They cost as much as a small used vehicle or NYC/DC/LA/San Fran house payment, but they ARE out there.
I can’t imagine they get many shots off a charge, or how much hand-foot pumping it would take to fill their tanks, but they’re out there.

Cheers! – RA

R. Ann
Guest

*!
I pushed the button and then considered that I do not roam in the world of big bore airguns much, because it defeats quietly and inexpensively putting meat on my plate and the dog food shelf.
It’s possible there is some non-PCP variant of the calibers and velocities that take big game, and I should not have implied that all of them would have a PCP tank to charge without researching it.

Cheers – RA

Heartless
Guest
A couple of years ago, I purchased a Remington Express XP Tactical Spring Piston Air Rifle, .177 Caliber, 19″ Barrel, 3-9x32mm Scope combo. It has a muzzle velocity of apx. 1150-1300 fps. Comparable to sometimes greater than a .22 standard round. For plinking and small game, it is more than adequate.
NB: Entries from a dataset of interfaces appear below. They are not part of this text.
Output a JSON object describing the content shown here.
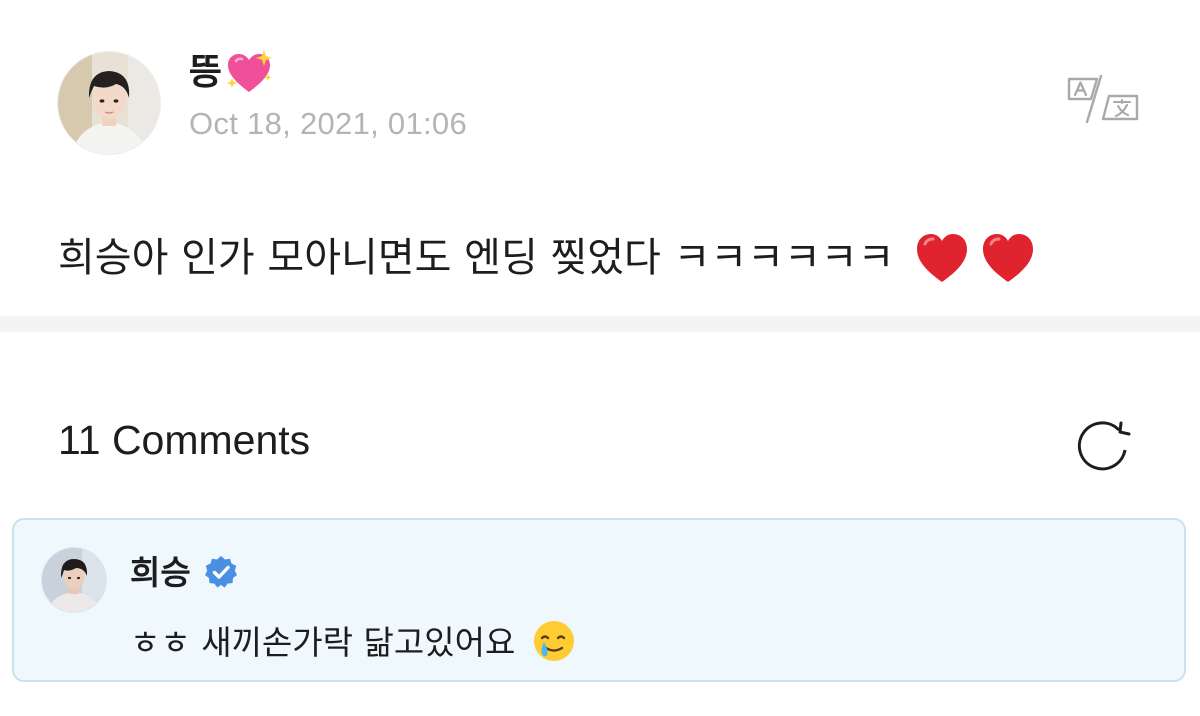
{
  "post": {
    "author_name": "뜽",
    "author_emoji": "sparkling-heart-emoji",
    "timestamp": "Oct 18, 2021, 01:06",
    "text": "희승아 인가 모아니면도 엔딩 찢었다 ㅋㅋㅋㅋㅋㅋ",
    "trailing_emojis": [
      "red-heart-emoji",
      "red-heart-emoji"
    ],
    "translate_icon": "translate-icon"
  },
  "comments": {
    "title": "11 Comments",
    "refresh_icon": "refresh-icon",
    "items": [
      {
        "author": "희승",
        "verified": true,
        "text": "ㅎㅎ 새끼손가락 닮고있어요",
        "emoji": "smiling-face-with-tear-emoji"
      }
    ]
  },
  "colors": {
    "card_background": "#eef8fd",
    "card_border": "#c8e1ef",
    "verified_blue": "#4a90e2",
    "timestamp_gray": "#b4b4b4",
    "divider": "#f3f4f6",
    "heart_red": "#e0242f",
    "sparkle_pink": "#f0509a"
  }
}
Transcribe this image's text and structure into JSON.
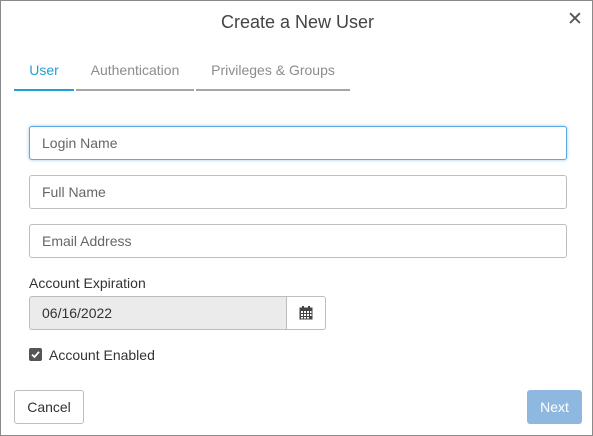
{
  "dialog": {
    "title": "Create a New User",
    "close_symbol": "✕"
  },
  "tabs": [
    {
      "label": "User",
      "active": true
    },
    {
      "label": "Authentication",
      "active": false
    },
    {
      "label": "Privileges & Groups",
      "active": false
    }
  ],
  "form": {
    "login_name": {
      "placeholder": "Login Name",
      "value": ""
    },
    "full_name": {
      "placeholder": "Full Name",
      "value": ""
    },
    "email_address": {
      "placeholder": "Email Address",
      "value": ""
    },
    "account_expiration": {
      "label": "Account Expiration",
      "value": "06/16/2022",
      "icon": "calendar-icon"
    },
    "account_enabled": {
      "label": "Account Enabled",
      "checked": true
    }
  },
  "buttons": {
    "cancel_label": "Cancel",
    "next_label": "Next"
  },
  "colors": {
    "accent": "#1f9fd4",
    "next_button": "#8fb8e0",
    "tab_inactive": "#8c8c8c"
  }
}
I’m sure there are detractors; however, I found the rifle to be quite accurate straight out of the box, well made for the price of around $125… actually surprisingly so. Beautiful stock, good bluing, good features such as checkering of foregrip and pistol grip portions of the wood stock,… Read more »
abinico warez
Guest

Air rifle will not take down a deer, not even a small one – that’s nonsense.

Wild Bill
Admin

THAT explains why Lewis and Clark took them on their expedition! It was referenced in the article. Appreciate your comment but if I am starving and out hunting rabbits or squirrels with a an air gun and a small dear pops up I am taking the shot.

John
Guest

That air rifle was somewhere in the range of .45 to .50 caliber. Not to say that no suitable caliber air rifles are available these days, but when one hears “air rifle”, one tends to think .177 or .22, with a pellet weight of 10 to 20 grains, which would probably not reliably take down a deer.

An air rifle which would reliably take deer would probably be too much for rabbits or squirrels.

Matthew J Van Camp
Guest

I’ve shot a 30 caliber air rifle that attained 800 fps that might kill a deer up close with a well-placed shot.